UTSA students work with cutting-edge technologies
Outside the technology world, what’s considered an exciting development in the field can often go unnoticed.
Talk of clouds, servers, stacks and racks may titillate those attending the Open Compute Summit, like the inaugural one held in fall 2013 at UTSA; but, let’s be honest, as party conversation it may draw blank looks among the less tech-savvy.
Even so, technology revolutionizes the way we live, and the faculty, staff and students of the university’s computer science department are joining–and even leading–that revolution.
“We are partnering with industry leaders to expand our academic and research focus to include the cutting-edge technologies and the problems that are significant to industry,” said Raj Boppana, interim chair of the department.
Plus, with Google Fiber naming San Antonio as one of nine cities poised for expansion of its ultra-fast, fiber-optic Internet service, even more tech businesses could be lured to the region, city leaders have said.
Through its Cloud and Big Data Laboratory and with a focus on open technologies, UTSA has positioned itself to be in the center of the cloud computing evolution, said Paul Rad, director of the Open Compute lab and vice president of research at local company Rackspace.
Definitions of “open” can vary, but Google describes open technologies as those that are more transparent, adhere to standards already set by the computing community or help create those standards if they do not exist.
“We are in an interesting time,” Rad said. “Everyone is moving toward the cloud [and] we’re leveraging this.”
For the uninitiated, cloud computing allows information to be saved online instead of on a personal storage device such as a computer’s hard drive. The type of system needed to run cloud computing as well as the required speed and capacity to handle growth differs from that used for more traditional storage, Rad said.
The push for a certification lab in North America came from the Open Compute Project. The initiative was founded by Facebook to encourage industry giants to be more transparent and collaborate on hardware designs used for cloud computing.

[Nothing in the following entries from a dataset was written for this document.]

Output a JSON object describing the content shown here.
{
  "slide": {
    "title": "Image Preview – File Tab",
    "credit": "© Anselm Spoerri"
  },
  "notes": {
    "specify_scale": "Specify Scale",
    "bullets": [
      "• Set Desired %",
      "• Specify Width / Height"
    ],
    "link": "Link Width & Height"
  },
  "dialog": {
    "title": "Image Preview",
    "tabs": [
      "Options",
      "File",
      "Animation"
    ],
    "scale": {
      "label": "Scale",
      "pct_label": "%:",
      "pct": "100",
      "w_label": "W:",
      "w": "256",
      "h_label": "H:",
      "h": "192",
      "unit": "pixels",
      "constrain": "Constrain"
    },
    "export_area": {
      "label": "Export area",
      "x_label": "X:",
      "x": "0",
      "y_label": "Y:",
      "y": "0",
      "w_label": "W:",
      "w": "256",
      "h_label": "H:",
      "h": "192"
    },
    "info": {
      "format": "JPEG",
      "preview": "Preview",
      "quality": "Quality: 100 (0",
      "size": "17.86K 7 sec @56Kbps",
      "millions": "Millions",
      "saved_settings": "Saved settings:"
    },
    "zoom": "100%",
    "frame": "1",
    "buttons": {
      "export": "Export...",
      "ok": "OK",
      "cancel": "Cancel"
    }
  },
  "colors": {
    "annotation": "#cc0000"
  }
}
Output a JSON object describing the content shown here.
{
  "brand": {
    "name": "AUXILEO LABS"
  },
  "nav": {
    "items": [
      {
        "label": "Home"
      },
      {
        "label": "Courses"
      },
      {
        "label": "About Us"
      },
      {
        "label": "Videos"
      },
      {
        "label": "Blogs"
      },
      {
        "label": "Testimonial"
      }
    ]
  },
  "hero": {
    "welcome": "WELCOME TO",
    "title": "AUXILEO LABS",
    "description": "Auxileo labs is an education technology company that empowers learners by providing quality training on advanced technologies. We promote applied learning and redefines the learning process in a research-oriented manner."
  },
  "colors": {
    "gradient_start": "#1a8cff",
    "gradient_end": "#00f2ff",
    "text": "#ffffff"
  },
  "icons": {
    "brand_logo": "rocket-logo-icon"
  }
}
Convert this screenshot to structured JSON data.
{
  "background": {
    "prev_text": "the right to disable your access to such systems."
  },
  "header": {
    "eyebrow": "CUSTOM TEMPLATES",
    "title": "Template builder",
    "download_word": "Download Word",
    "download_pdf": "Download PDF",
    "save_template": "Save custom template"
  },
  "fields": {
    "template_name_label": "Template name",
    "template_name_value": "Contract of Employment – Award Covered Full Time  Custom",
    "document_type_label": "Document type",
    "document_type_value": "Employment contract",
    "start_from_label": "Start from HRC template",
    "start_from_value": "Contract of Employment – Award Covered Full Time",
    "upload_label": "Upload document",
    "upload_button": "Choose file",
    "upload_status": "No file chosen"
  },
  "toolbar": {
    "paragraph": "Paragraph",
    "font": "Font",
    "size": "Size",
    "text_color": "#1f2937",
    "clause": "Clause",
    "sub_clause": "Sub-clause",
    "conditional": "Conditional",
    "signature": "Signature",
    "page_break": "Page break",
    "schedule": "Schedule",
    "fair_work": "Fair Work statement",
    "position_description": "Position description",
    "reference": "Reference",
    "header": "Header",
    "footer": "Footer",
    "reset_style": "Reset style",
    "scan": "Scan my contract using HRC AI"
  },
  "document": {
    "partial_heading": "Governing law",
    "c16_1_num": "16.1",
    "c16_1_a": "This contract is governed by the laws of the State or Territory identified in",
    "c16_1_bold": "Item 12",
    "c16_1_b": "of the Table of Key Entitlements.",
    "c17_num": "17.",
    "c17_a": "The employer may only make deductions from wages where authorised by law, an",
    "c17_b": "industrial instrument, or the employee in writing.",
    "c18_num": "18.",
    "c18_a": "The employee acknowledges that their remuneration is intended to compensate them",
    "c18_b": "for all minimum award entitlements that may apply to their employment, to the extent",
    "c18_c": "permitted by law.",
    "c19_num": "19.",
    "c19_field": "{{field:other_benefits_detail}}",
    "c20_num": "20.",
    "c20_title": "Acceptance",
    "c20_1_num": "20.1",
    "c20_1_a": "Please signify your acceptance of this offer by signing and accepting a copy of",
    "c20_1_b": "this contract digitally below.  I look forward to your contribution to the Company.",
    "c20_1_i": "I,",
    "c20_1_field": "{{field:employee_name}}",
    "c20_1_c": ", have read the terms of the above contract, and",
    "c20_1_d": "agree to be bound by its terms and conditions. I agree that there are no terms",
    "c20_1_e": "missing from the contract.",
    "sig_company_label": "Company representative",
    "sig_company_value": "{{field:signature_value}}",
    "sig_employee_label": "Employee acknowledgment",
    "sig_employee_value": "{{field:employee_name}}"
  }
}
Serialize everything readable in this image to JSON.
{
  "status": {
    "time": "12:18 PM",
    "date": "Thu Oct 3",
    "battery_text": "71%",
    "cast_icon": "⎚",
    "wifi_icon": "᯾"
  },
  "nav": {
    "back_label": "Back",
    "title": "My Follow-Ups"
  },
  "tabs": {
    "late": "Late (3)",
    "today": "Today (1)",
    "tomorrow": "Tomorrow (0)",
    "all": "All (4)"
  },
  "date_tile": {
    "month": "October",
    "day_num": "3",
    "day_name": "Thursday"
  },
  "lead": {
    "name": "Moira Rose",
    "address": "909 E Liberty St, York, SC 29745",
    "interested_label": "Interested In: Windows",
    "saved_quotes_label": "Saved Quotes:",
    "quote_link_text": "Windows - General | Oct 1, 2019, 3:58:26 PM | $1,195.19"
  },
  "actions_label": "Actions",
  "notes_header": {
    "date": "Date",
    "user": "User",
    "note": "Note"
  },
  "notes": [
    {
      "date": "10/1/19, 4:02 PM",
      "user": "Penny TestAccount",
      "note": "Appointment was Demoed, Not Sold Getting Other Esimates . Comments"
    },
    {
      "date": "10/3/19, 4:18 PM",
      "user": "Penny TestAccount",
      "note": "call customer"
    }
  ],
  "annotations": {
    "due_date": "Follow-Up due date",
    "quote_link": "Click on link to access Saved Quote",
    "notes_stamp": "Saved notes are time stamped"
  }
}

The goal is to improve efficiency and cost while diminishing the amount of energy needed to power the goliath data centers the companies require. Facebook, for example, came under fire from Greenpeace for its use of nonrenewable energy. The company and environmental group released a joint statement in 2011 that supported the Open Compute Project to help find energy solutions needed to run such large operations.
Rad said the certification lab works like a quality assurance unit to make sure the standards agreed upon by the project members are met. UTSA sets itself apart by giving students the opportunity to work on the certifications and customizations, he added.
“The hardware ships to us from all over the world for certification and cloud solutions, and as a result we have access to leading-edge technologies before anyone else has the opportunity to buy [them],” Rad said. “We are funneling this skill set to the market as well. We are learning it, enhancing it.”
Computer science graduate student Mark Appleby, who returned to UTSA after getting his bachelor’s degree in 2012, believes the work he’s done with the certification lab and in cloud computing will help with job prospects.
“We are just getting our hands dirty and seeing how it works out,” Appleby said. “I’m really looking forward to what we will be doing in the future.”